EXERCISE DIRECTIONS | Go over the records and copy every line with the string "certificate".

Excerpts from an interface dataset |
BEGIN

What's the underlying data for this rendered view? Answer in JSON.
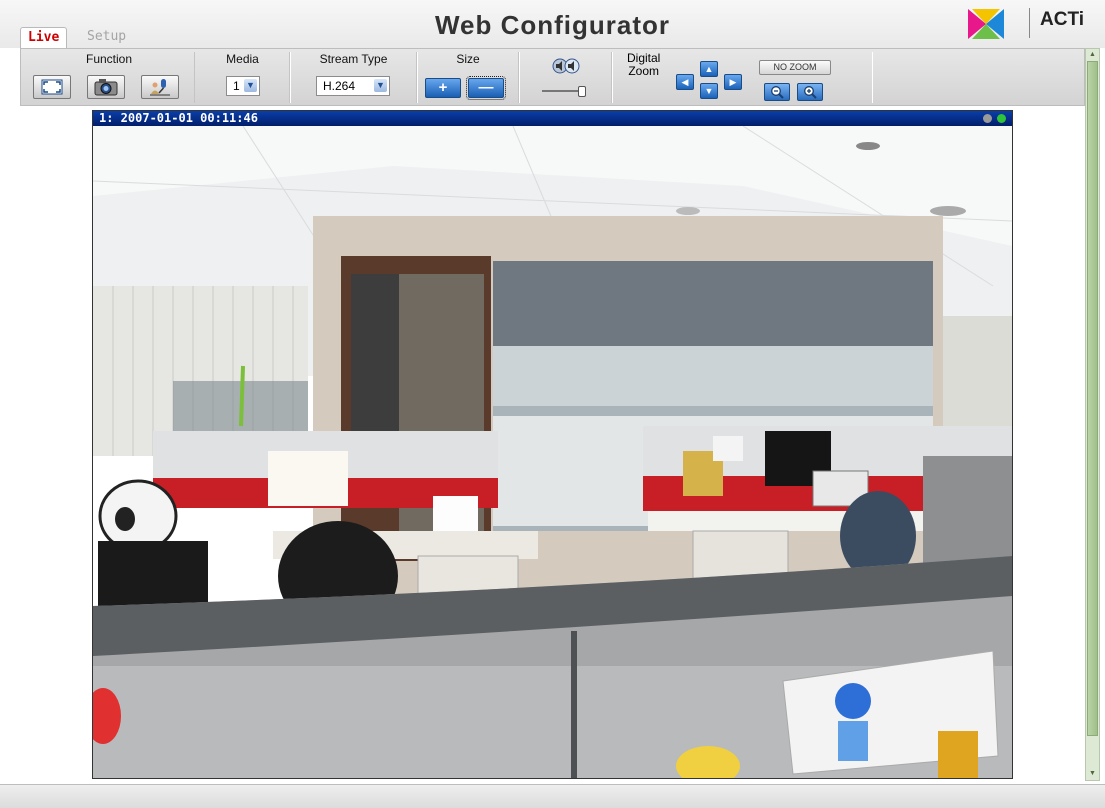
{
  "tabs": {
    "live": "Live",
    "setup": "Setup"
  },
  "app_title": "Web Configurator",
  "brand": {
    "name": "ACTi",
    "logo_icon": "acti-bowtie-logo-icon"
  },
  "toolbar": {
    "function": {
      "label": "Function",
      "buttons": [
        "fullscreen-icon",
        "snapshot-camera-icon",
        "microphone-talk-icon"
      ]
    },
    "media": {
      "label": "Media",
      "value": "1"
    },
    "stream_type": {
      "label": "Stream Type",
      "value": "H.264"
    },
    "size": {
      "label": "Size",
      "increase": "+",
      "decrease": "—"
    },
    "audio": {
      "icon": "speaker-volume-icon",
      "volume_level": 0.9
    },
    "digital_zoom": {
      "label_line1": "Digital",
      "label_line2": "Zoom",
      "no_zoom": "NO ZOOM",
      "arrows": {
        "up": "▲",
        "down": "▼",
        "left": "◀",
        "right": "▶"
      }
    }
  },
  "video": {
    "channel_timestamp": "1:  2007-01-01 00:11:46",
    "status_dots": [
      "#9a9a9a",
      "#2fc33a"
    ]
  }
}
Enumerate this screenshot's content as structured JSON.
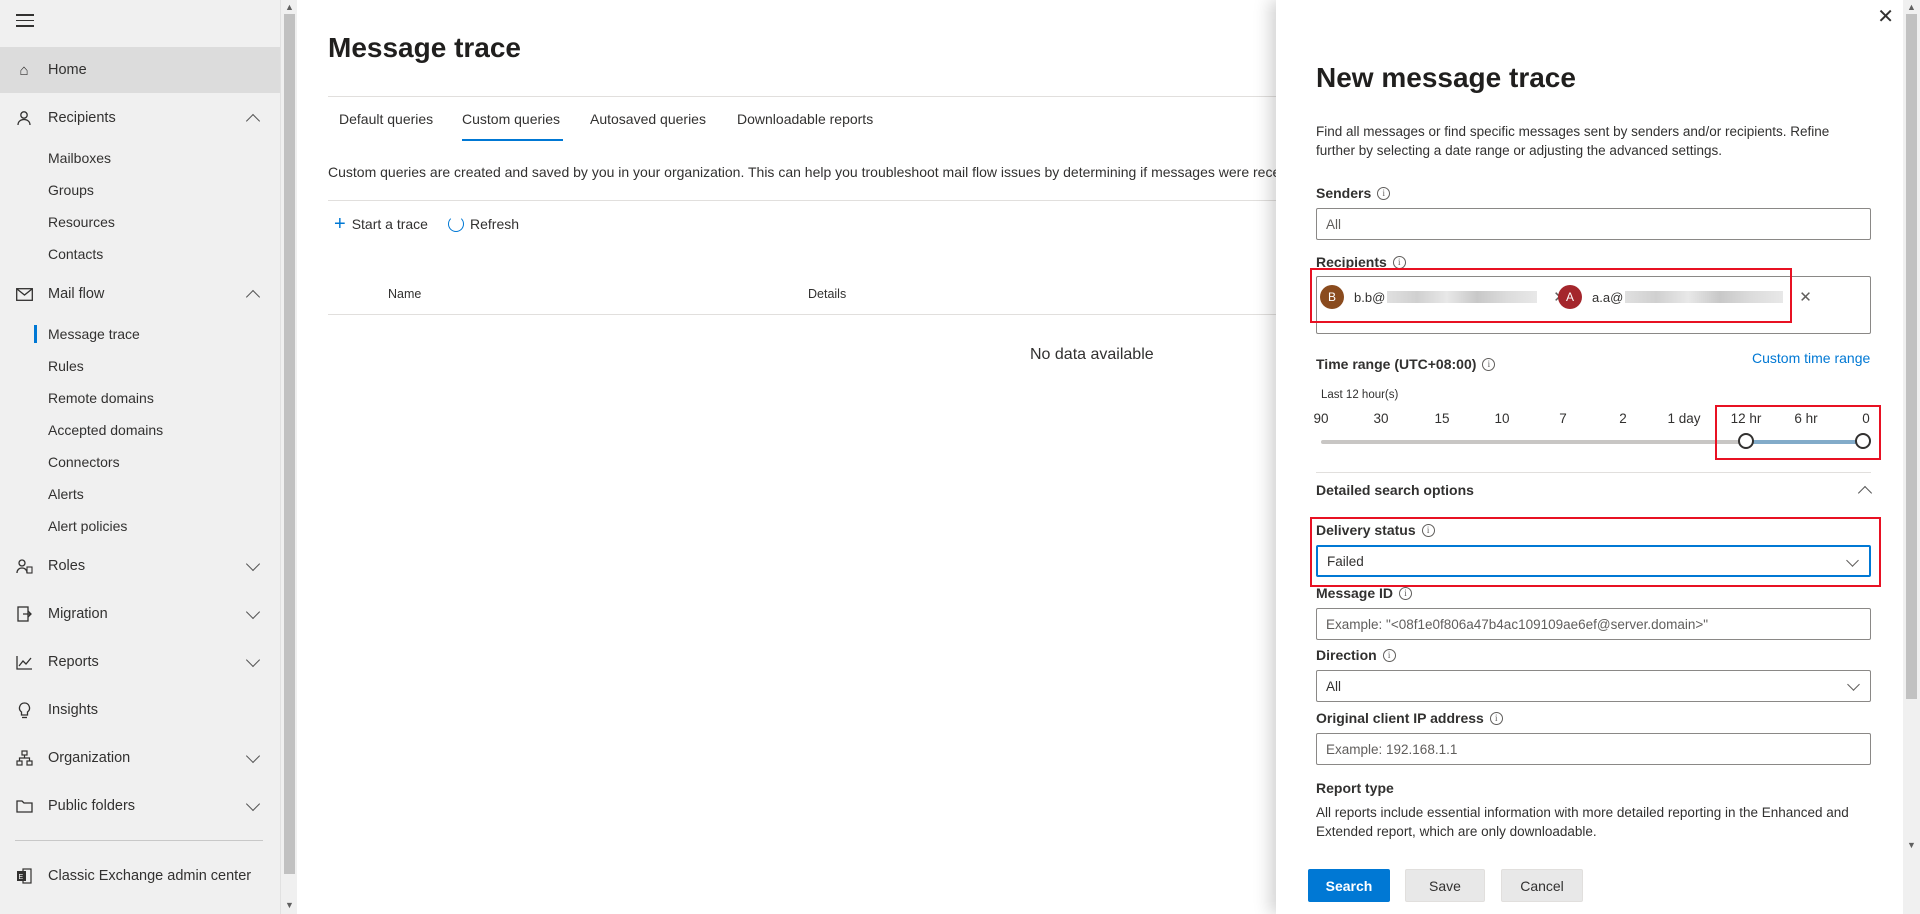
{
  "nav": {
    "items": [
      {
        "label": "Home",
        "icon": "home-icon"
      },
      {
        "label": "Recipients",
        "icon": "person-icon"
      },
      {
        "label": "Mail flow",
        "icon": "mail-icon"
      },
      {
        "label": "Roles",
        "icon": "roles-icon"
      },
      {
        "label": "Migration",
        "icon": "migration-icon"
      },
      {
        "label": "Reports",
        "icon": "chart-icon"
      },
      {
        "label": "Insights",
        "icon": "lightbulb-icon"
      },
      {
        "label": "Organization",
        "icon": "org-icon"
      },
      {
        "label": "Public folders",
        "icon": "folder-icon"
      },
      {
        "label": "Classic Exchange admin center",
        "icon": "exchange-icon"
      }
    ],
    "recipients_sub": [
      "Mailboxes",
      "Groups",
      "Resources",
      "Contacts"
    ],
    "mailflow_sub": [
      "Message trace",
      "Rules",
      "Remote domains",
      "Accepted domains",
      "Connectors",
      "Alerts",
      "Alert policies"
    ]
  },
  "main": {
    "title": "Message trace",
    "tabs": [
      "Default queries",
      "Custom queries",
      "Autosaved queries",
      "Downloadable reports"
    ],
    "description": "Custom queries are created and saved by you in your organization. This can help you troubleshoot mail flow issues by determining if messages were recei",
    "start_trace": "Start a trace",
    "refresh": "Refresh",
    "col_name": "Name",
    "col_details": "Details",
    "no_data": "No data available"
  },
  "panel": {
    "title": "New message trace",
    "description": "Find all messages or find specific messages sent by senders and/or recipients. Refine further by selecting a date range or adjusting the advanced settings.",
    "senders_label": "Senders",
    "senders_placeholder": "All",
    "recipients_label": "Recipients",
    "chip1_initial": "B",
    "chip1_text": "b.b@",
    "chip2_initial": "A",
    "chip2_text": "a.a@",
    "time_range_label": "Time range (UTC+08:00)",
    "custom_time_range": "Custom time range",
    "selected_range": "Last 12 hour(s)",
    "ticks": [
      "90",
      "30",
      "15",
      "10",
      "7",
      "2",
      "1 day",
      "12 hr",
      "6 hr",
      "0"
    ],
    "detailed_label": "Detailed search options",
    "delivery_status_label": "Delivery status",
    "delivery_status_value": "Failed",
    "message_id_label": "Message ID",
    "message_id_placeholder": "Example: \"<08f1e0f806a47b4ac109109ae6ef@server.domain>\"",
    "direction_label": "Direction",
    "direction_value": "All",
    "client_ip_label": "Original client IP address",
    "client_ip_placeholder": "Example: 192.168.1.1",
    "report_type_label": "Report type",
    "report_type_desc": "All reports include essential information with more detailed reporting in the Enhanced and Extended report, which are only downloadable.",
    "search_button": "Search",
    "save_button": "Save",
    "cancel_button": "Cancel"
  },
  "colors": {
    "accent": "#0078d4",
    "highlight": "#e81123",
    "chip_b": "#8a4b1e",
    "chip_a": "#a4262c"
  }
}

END
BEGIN

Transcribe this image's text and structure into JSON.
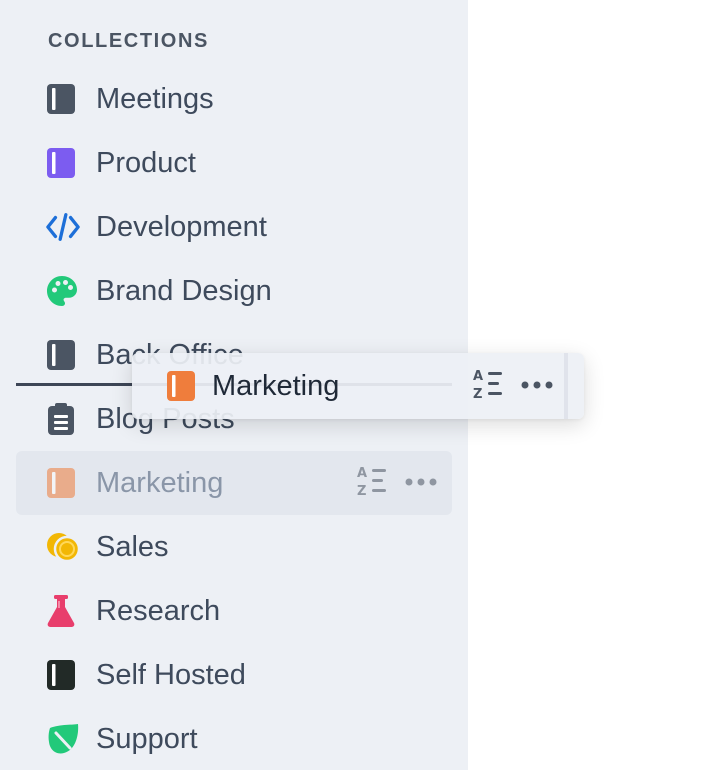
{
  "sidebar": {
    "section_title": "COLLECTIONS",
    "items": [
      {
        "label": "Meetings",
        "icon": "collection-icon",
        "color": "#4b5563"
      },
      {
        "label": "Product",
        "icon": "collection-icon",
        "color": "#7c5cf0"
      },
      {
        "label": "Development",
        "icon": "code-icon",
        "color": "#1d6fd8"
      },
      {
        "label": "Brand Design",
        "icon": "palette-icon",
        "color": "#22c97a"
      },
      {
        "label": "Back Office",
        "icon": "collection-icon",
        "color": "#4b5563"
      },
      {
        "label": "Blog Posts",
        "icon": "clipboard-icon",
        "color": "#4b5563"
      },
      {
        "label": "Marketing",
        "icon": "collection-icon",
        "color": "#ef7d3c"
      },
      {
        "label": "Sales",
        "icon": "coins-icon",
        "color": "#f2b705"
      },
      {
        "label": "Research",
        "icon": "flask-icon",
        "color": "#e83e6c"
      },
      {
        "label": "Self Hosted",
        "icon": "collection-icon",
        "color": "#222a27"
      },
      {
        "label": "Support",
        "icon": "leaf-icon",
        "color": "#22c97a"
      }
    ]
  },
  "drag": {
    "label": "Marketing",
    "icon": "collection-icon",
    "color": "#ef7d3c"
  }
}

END
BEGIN

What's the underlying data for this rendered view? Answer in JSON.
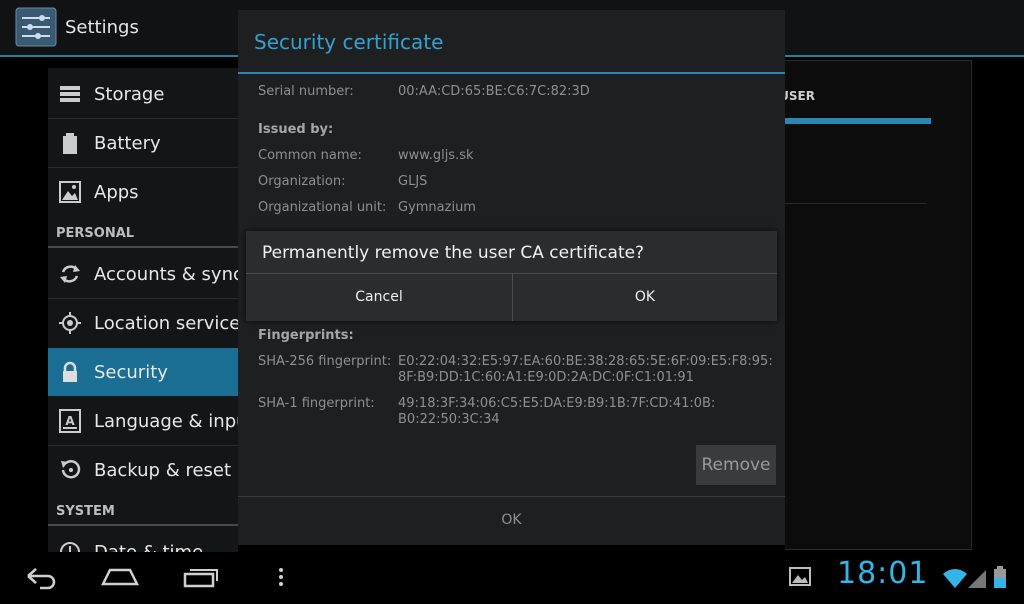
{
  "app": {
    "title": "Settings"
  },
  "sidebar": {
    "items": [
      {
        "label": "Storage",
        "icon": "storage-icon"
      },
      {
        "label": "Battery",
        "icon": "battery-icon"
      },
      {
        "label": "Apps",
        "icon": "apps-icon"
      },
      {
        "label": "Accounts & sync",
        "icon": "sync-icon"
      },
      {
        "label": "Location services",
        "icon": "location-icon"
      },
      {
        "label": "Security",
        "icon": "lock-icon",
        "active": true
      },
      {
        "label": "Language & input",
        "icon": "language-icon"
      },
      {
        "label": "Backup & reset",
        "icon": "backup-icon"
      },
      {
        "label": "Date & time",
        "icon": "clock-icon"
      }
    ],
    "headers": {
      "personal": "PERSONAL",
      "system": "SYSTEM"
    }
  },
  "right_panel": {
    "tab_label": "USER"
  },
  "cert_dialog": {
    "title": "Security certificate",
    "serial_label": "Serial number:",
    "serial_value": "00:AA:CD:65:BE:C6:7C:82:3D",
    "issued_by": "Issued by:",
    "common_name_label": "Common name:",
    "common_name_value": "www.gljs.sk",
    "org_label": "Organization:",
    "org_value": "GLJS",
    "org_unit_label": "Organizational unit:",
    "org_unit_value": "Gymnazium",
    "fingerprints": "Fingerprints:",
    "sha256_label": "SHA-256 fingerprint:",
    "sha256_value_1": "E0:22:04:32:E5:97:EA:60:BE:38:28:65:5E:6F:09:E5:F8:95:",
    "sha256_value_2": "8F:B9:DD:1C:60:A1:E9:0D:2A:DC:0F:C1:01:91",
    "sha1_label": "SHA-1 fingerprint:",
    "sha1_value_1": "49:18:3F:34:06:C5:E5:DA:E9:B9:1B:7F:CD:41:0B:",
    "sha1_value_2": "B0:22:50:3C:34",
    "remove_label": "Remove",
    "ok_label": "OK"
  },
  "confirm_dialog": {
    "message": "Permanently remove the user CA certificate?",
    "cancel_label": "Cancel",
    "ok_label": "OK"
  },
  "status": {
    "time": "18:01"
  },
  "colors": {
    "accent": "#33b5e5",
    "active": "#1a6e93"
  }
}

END

RESULT OF THE EXERCISE |
    "title": "Security certificate",
    "message": "Permanently remove the user CA certificate?",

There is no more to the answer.